Also there’s this feeling I get when I wake up in the morning. It’s an instant thing. Either the character I just wrote about did something that works and furthers the plot, or they didn’t. At which point I get this sinking feeling and know that somewhere I went astray and I should rework the plot into something better. This process continues. I’ve thought about this a lot and come to the understanding that this changeover state from sleep to waking, from dream to waking, is a time when we are closer to the subconscious. The subconscious knows and is accessible to more intuitive understanding of the whole than our waking state brains are. In those moments of lucidity we are connected to something higher than our individual selves, something closer to our pool of archetypes, upon which we can draw and upon which all great stories are based.
I keep bits or pad of paper wherever I go, getting the ideas down as soon as they come. They are easily lost if I don’t. Usually I have about 4 or 5 stories on the go at any one time. The worst is to have no ideas to fall back on and have the urge to write, but a block.
Nor is there is anything worse than coming to a dead end with a story. I’ve learned to let go, know that somewhere down the road the story will all come together. Usually sooner rather than later, if I don’t push it too hard. The harder I force it, the slower it goes.
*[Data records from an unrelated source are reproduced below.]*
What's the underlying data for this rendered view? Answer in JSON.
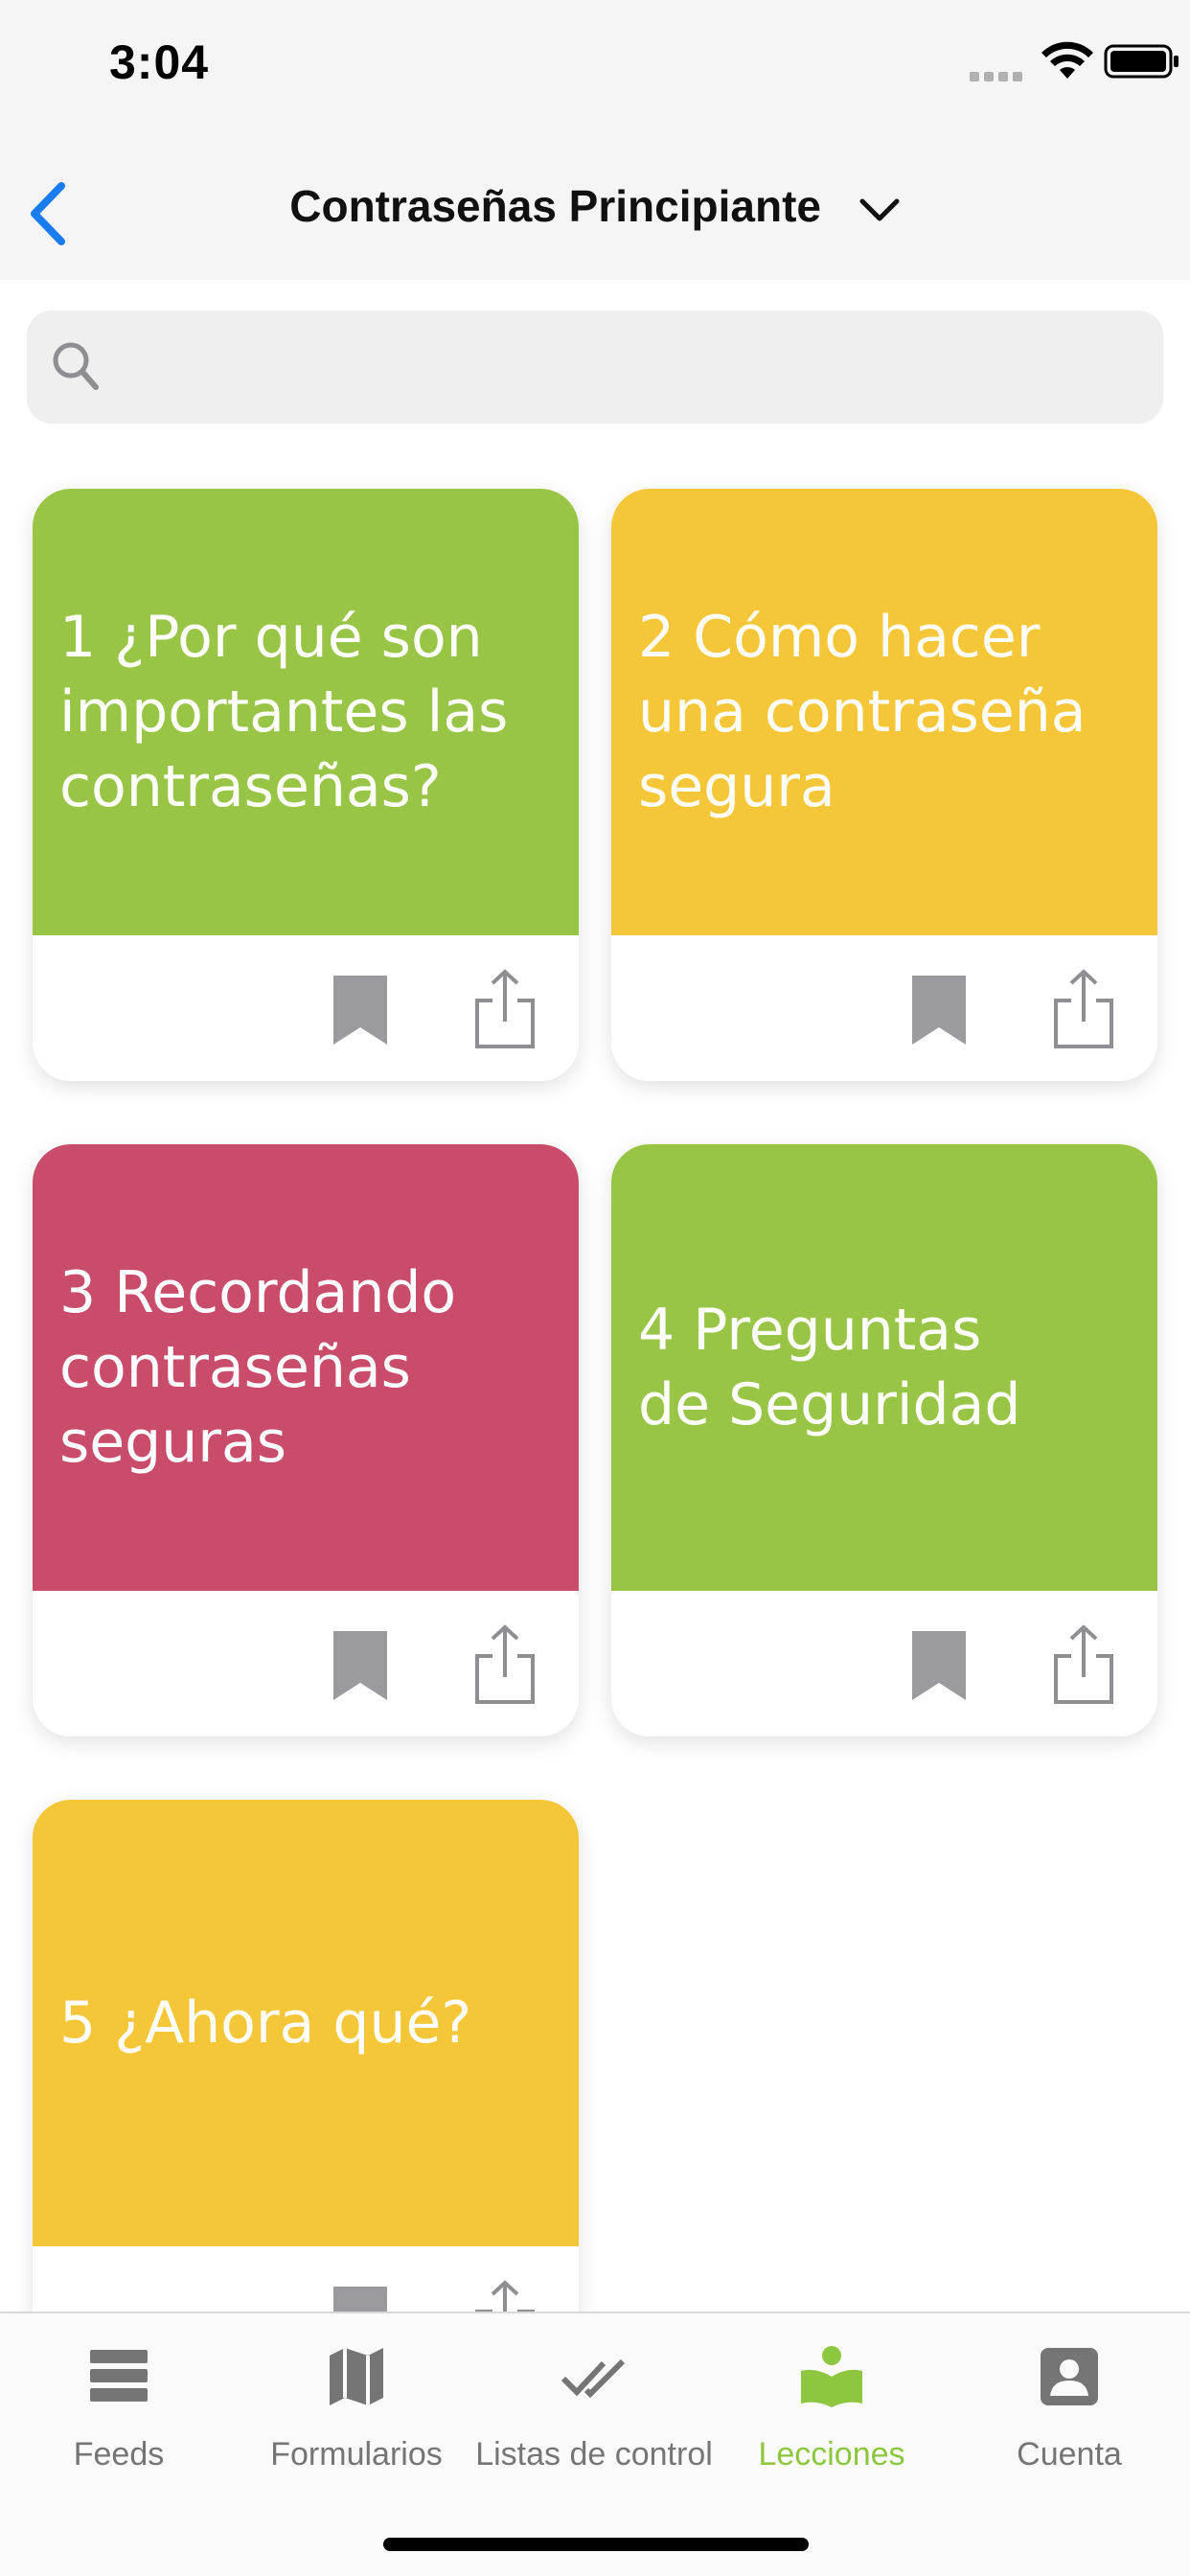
{
  "status_bar": {
    "time": "3:04"
  },
  "nav": {
    "title": "Contraseñas Principiante"
  },
  "search": {
    "placeholder": "",
    "value": ""
  },
  "lessons": [
    {
      "title": "1 ¿Por qué son\nimportantes las\ncontraseñas?",
      "color": "#98c546"
    },
    {
      "title": "2 Cómo hacer\nuna contraseña\nsegura",
      "color": "#f5c637"
    },
    {
      "title": "3 Recordando\ncontraseñas\nseguras",
      "color": "#c94d6b"
    },
    {
      "title": "4 Preguntas\nde Seguridad",
      "color": "#98c546"
    },
    {
      "title": "5 ¿Ahora qué?",
      "color": "#f5c637"
    }
  ],
  "tabs": [
    {
      "label": "Feeds",
      "icon": "feeds-icon"
    },
    {
      "label": "Formularios",
      "icon": "map-icon"
    },
    {
      "label": "Listas de control",
      "icon": "double-check-icon"
    },
    {
      "label": "Lecciones",
      "icon": "lesson-book-icon",
      "active": true
    },
    {
      "label": "Cuenta",
      "icon": "account-icon"
    }
  ],
  "colors": {
    "accent": "#8dc63f",
    "back": "#1a7cf2",
    "icon_gray": "#9b9b9f"
  }
}
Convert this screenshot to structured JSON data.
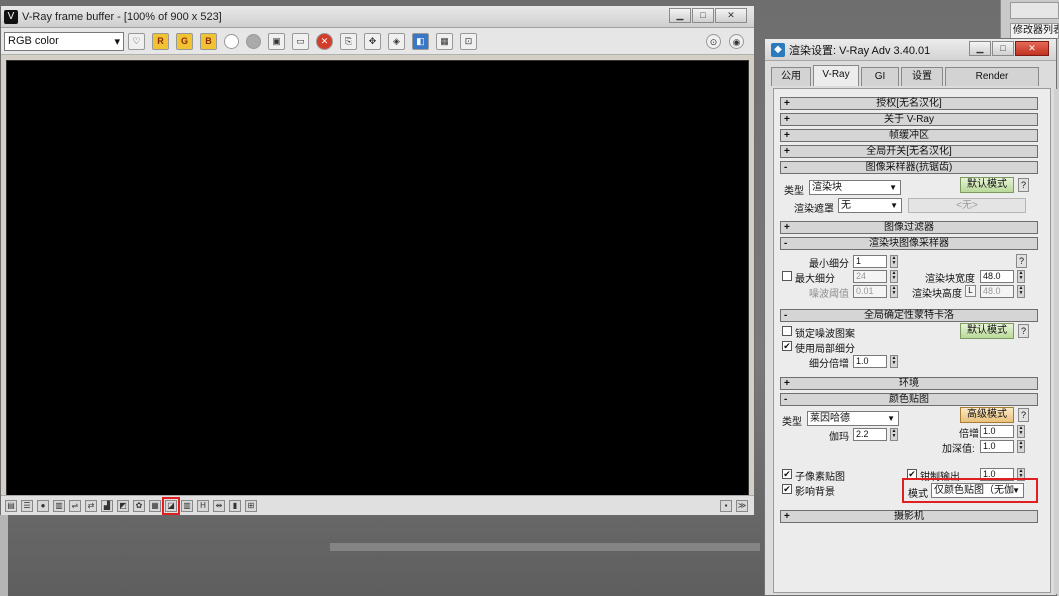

So, in recap, here are my techniques: I keep a file of rough ideas which keeps growing week to week. I get out on the bike into the fresh air and trees. I meditate a lot. I visualize the scenes, the action, the drama, the character relations and reactions as they unfold in real time in my mind’s eye. I also join critique groups to help me flesh out plots.
As for the editing process, it’s always at best a drawn out affair. Most writers can attest to that. I have less problems now than I used to, being more diligent about fleshing out a plot outline...with beginning, middle, end, before committing to any writing. Painful reworkings in the past have taught me to avoid the temptation of ‘diving right in’ before having a working plan from the beginning. Fun yes, but a nightmare in not taking into account the overall picture.
Lastly but not leastly, ideas never happen through staring at a blank screen.
And second to lastly, I’d like to mention the power of ‘mixing it up’, not always writing the same scene or story, or in the same genre. For example, the last project I did was a sword and sorcery fantasy, now it’s on to a SF horror. It forces me to switch gears. Different settings, different characters, different premises, it keeps it fresh. Also it’s more challenging.
These are all tools help keep the channel nourished—that and working hard at it. It’s also a matter of affirmation. For example, If I think I can do it, then I can. If I think I can’t, it’s something’s too hard, or out of my reach or too ambitious or pretentious then I probably won’t be able to pull it off. But If I say, ‘yes I can do it’, and even write one sentence of a plot outline to an ‘unreachable’ story, then I’m one sentence closer to manifesting that opus. Again trite, but it something that’s so basic as to work. This blog article, for example, was written in all one go in a few hours, but only after I thought about it for a week, collected my ideas, and then spit it out in one go, knowing it would manifest seamlessly and not only be something important I had to say but of benefit to others.
What’s your creative process?